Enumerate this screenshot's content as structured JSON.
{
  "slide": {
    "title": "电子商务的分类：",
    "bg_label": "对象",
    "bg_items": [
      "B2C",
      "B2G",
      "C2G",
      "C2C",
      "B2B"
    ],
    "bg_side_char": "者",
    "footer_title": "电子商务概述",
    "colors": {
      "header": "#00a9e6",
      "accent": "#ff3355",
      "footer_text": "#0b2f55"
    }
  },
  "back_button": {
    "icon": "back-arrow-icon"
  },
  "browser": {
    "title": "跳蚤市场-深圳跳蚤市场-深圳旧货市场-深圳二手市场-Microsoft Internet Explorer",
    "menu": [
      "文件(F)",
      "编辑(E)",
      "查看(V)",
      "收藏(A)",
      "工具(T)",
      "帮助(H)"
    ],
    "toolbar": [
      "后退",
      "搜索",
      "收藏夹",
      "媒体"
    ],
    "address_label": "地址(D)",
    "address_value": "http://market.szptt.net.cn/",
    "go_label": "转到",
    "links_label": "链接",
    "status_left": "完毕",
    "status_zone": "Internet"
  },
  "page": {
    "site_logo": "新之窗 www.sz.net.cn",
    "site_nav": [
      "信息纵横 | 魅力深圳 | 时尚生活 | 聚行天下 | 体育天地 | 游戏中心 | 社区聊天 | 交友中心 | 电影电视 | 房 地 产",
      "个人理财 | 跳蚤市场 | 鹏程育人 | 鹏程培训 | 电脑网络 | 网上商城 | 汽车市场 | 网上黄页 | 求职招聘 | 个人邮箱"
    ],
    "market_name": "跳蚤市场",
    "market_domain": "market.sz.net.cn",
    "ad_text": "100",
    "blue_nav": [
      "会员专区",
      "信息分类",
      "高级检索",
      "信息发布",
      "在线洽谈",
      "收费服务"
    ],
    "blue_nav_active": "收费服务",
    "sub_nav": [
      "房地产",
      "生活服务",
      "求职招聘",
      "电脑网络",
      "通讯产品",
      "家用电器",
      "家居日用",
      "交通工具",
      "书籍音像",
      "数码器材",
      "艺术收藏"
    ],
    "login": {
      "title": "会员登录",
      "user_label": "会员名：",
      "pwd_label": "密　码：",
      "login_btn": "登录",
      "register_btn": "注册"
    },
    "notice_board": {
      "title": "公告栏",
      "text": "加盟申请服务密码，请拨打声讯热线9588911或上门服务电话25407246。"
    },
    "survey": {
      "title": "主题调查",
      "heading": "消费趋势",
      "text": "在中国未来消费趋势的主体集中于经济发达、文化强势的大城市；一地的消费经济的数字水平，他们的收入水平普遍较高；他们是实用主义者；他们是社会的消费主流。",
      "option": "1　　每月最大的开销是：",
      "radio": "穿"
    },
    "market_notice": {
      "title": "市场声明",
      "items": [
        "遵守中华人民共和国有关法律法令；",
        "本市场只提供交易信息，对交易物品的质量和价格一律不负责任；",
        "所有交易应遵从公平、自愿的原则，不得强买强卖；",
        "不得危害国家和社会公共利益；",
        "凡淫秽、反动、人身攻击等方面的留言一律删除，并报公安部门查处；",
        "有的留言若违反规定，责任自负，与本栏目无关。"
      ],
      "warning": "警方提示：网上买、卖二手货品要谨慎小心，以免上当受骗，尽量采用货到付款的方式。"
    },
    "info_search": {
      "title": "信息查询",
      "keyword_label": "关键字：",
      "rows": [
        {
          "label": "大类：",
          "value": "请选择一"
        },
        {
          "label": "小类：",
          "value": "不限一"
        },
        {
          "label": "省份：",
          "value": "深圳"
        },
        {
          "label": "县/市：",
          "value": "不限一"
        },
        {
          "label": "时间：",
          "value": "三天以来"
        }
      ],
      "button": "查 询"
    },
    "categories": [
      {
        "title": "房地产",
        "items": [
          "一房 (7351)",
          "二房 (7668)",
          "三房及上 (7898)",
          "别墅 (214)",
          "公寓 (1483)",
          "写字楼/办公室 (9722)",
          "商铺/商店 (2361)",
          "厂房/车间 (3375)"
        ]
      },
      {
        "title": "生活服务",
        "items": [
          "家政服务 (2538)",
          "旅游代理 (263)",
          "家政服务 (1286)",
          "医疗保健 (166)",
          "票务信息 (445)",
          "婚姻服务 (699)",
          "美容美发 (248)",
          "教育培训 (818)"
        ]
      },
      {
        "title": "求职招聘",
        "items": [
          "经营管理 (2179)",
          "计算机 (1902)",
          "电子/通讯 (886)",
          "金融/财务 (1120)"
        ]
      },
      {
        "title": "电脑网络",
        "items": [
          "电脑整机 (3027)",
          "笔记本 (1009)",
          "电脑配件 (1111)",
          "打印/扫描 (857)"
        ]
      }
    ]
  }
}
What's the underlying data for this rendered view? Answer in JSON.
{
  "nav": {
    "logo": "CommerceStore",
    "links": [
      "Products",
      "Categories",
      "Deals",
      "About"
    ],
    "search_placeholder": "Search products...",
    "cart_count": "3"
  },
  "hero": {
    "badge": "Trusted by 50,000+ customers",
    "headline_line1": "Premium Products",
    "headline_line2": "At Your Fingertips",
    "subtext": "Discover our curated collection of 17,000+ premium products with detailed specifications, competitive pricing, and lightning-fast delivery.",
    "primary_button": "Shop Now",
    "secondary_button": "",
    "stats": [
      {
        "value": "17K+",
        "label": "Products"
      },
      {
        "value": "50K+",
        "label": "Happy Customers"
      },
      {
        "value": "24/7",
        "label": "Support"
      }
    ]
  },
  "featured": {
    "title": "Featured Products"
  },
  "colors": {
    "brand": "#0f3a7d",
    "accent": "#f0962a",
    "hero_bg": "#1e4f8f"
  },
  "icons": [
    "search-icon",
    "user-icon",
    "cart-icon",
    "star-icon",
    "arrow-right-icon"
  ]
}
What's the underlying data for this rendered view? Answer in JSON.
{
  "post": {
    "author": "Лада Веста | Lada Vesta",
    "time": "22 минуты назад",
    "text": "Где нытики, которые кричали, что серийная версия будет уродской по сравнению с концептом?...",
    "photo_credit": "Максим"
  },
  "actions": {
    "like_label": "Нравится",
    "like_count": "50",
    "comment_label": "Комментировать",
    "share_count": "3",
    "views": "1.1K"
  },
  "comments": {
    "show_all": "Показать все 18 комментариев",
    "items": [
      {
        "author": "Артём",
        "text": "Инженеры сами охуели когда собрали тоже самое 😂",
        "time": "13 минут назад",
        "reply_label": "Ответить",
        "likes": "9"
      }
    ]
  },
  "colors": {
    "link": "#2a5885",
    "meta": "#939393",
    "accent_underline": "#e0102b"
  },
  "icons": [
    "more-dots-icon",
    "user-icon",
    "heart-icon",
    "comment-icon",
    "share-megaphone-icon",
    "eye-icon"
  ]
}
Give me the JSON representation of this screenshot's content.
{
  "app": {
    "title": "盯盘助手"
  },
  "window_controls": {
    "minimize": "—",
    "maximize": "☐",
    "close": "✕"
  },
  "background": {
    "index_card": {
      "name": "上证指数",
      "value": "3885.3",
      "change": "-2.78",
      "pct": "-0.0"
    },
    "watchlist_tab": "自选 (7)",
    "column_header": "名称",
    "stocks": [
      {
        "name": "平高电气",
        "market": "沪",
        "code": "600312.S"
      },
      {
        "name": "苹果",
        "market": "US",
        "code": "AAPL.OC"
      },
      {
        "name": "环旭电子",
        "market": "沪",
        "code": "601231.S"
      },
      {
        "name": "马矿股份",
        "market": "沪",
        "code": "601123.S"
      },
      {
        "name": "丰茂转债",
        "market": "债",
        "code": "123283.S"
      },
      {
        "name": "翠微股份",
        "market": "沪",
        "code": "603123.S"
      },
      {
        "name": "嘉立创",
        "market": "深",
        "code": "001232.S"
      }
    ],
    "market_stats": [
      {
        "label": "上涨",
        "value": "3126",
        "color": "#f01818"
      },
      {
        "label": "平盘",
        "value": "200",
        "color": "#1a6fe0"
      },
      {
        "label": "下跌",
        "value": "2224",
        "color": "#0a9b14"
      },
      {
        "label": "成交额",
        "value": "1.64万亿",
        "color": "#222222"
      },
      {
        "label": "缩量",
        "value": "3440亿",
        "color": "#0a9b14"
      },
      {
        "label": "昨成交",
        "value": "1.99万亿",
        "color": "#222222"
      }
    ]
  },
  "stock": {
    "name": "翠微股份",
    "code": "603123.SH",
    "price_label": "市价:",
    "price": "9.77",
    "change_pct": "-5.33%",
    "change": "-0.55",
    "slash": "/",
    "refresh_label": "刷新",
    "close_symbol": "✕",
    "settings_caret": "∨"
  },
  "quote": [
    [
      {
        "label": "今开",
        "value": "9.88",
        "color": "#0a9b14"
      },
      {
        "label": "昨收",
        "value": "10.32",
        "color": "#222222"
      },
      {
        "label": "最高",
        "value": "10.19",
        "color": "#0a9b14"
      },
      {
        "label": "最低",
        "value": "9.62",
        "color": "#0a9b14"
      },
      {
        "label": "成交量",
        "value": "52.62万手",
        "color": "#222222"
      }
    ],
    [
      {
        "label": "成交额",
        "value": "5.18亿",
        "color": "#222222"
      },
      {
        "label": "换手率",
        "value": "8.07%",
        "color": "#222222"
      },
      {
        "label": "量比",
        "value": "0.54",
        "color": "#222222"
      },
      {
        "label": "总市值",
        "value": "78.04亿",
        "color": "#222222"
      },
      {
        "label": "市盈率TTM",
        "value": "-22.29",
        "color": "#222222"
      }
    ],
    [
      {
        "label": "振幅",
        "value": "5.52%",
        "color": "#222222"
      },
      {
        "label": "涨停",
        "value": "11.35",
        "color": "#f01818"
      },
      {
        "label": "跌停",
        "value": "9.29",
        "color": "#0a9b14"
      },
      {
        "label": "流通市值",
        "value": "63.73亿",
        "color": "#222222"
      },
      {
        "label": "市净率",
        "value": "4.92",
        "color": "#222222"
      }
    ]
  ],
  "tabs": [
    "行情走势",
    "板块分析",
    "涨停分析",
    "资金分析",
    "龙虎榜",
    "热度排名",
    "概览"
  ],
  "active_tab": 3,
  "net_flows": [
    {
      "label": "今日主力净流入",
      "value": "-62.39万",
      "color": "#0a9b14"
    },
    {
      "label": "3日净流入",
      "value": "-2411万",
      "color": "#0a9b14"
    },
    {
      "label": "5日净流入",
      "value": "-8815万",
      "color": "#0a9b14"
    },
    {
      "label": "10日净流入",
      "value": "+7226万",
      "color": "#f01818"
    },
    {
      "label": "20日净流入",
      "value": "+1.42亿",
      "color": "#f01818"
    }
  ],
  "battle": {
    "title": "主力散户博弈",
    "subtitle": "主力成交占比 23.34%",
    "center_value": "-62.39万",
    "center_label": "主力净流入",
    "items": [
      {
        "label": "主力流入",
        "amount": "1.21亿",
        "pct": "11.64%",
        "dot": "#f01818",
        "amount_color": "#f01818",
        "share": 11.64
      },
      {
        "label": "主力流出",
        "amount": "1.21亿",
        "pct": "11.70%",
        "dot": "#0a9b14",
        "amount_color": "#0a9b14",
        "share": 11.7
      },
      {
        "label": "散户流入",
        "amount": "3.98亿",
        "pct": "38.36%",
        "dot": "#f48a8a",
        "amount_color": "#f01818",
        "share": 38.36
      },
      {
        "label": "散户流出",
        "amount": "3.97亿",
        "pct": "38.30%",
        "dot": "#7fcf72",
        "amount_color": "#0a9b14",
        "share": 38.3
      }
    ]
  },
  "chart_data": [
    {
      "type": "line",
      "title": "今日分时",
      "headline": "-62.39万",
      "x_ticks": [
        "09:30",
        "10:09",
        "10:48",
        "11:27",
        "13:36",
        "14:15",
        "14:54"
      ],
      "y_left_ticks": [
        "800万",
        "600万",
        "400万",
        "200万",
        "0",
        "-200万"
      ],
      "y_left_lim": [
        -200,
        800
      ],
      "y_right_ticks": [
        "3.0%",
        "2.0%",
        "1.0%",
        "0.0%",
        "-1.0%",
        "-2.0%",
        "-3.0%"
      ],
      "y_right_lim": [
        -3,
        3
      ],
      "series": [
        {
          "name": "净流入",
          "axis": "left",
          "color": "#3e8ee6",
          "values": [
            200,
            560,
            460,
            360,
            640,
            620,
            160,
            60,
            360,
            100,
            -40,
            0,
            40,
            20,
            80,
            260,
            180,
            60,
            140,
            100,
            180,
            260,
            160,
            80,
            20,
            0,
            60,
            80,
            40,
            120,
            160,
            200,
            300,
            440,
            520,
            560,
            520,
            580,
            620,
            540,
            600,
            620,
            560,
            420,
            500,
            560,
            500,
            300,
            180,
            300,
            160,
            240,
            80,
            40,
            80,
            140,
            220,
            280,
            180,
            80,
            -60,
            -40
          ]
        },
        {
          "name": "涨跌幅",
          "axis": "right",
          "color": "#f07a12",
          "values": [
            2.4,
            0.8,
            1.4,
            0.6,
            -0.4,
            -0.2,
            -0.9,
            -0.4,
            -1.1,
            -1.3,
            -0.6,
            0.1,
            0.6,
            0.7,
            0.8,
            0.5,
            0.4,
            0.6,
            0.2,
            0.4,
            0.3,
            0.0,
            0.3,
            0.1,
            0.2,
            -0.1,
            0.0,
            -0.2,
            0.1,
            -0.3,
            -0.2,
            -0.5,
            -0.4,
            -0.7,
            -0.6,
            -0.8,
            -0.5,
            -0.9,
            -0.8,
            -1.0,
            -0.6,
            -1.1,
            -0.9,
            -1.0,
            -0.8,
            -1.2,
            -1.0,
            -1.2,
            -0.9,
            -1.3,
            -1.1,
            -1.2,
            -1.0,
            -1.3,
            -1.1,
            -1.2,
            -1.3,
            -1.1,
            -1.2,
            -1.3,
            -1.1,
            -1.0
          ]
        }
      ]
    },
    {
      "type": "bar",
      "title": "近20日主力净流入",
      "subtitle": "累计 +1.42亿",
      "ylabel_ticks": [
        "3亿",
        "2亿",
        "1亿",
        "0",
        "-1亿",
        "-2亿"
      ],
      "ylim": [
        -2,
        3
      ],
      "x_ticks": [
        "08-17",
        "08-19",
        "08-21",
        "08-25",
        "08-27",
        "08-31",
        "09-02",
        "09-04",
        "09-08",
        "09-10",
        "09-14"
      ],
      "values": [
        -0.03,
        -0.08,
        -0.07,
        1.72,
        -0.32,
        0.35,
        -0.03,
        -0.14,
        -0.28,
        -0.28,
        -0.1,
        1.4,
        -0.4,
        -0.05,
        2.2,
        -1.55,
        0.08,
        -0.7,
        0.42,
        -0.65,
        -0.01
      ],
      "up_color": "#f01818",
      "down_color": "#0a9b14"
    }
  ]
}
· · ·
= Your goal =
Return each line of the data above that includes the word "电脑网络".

= Result of the exercise =
      "个人理财 | 跳蚤市场 | 鹏程育人 | 鹏程培训 | 电脑网络 | 网上商城 | 汽车市场 | 网上黄页 | 求职招聘 | 个人邮箱"
      "电脑网络",
        "title": "电脑网络",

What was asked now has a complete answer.